Do not live with a vocation that is harmful to humans and nature. Do not invest in companies that deprive others of their chance to live. Select a vocation that helps realize your ideal of compassion.
Right livelihood is a branch of the Noble Eightfold Path. It implies practicing a profession that harms neither humans nor nature, physically or morally. Practicing mindfulness at work helps us discover whether our livelihood is right or not. We live in a society where jobs are hard to find and it is difficult to practice right livelihood. Still, if it happens that our work entails harming life, we should try our best to find another job. We should not drown in forgetfulness. Our vocation can nourish our understanding and compassion, or it can erode them. Therefore, our work has much to do with our practice of the Way.
Many modern industries, even food manufacturing, are harmful to humans and nature. Most current farming practices are distant from right livelihood. The chemical poisons used by modern farmers harm the environment. Practicing right livelihood has become a difficult task for farmers. If they do not use chemical pesticides, it may be difficult to compete commercially. Not many farmers have the courage to practice organic farming. Right livelihood has ceased to be a purely personal matter. It is our collective karma.

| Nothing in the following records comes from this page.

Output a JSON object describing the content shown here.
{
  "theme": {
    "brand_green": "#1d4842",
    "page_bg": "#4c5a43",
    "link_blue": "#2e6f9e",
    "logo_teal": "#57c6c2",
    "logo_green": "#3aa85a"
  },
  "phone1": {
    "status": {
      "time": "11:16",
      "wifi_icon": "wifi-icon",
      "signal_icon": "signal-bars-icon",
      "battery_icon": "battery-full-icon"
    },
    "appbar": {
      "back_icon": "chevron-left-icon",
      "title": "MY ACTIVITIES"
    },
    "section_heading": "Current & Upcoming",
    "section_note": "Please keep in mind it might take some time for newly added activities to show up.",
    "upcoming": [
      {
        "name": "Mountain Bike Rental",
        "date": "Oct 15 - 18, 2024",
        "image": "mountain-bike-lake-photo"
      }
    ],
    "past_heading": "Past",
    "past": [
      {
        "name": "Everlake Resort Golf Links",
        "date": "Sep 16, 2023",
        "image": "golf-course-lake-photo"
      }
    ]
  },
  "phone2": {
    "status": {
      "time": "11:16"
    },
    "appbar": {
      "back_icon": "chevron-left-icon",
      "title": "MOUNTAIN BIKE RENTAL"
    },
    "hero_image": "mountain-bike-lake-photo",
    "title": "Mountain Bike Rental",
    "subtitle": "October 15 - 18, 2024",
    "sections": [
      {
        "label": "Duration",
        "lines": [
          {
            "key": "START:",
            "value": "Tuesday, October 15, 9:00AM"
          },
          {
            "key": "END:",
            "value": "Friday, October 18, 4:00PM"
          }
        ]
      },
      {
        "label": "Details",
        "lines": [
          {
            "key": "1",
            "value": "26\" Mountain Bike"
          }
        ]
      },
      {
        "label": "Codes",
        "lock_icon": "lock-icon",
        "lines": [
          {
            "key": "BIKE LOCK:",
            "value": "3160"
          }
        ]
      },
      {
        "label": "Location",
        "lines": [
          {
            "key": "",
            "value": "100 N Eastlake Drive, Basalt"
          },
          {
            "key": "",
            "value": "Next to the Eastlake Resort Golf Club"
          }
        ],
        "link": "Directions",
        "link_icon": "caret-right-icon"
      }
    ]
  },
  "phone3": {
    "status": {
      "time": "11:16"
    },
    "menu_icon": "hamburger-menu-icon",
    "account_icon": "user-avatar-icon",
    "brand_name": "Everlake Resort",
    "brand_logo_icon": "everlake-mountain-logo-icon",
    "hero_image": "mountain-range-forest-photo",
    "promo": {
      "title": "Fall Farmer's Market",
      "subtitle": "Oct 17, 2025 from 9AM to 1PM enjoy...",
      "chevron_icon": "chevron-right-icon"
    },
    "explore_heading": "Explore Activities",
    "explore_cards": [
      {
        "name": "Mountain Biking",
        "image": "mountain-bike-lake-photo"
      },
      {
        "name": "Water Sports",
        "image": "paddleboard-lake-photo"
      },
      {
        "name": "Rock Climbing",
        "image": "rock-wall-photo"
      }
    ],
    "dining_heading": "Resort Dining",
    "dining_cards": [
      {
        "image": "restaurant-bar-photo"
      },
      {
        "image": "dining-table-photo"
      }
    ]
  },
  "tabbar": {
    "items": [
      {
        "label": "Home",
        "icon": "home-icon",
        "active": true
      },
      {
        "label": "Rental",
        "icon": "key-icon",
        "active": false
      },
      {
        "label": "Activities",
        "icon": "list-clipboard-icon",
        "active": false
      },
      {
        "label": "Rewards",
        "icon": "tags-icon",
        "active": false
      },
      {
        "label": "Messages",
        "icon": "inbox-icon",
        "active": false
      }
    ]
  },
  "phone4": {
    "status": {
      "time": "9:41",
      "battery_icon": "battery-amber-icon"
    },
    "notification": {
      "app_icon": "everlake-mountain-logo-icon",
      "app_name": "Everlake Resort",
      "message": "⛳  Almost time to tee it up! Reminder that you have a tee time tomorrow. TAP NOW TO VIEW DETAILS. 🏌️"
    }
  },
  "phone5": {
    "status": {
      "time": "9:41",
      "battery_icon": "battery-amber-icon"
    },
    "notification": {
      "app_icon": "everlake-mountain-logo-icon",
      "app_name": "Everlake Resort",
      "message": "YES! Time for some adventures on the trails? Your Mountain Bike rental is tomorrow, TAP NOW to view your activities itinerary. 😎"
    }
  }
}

Suppose I am a school teacher and I believe that nurturing love and understanding in children is a beautiful occupation, an example of right livelihood. I would object if someone asked me to stop teaching and become, for ex-ample, a butcher. However, if I meditate on the interrelatedness of all things, I will see that the butcher is not solely responsible for killing animals. He kills them for all of us who buy pieces of raw meat, cleanly wrapped and displayed at our local supermarket. The act of killing is a collective one. In forgetfulness, we may separate ourselves from the butcher, thinking his livelihood is wrong, while ours is right. However, if we didn’t eat meat, the butcher wouldn’t kill it or would kill less. This is why right livelihood is a collective matter. The livelihood of each person affects all of us, and vice versa. The butcher’s children may benefit from my teaching, while my children, because they eat meat, share some responsibility for the butcher’s livelihood of killing.
Millions of people make a living off the arms industry, manufacturing “conventional” and nuclear weapons. These so-called conventional weapons are sold to Third World countries, most of them underdeveloped. People in these countries need food, not guns, tanks, or bombs. The United States, Russia, France, Britain, and China are the primary suppliers of these weapons. Manufacturing and selling weapons is certainly not right livelihood, but the responsibility for this situation does not lie solely with the workers in the arms industry. All of us, politicians, economists, and consumers, share the responsibility for the death and destruction caused by these weapons. We do not see clearly enough, we do not speak out, and we do not organize enough national debates on this huge problem. If we could discuss these issues globally, solutions could be found. New jobs must be created so that we do not have to live on the profits of weapons manufacturing.
If we are able to work in a profession that helps us realize our ideal of compassion, we should be very grateful. Every day, we should help create proper jobs for ourselves and others by living correctly, simply and sanely.
Source: Our Everyday Actions, by Thich Nhat Hanh
Photo courtesy of Alastair Stockman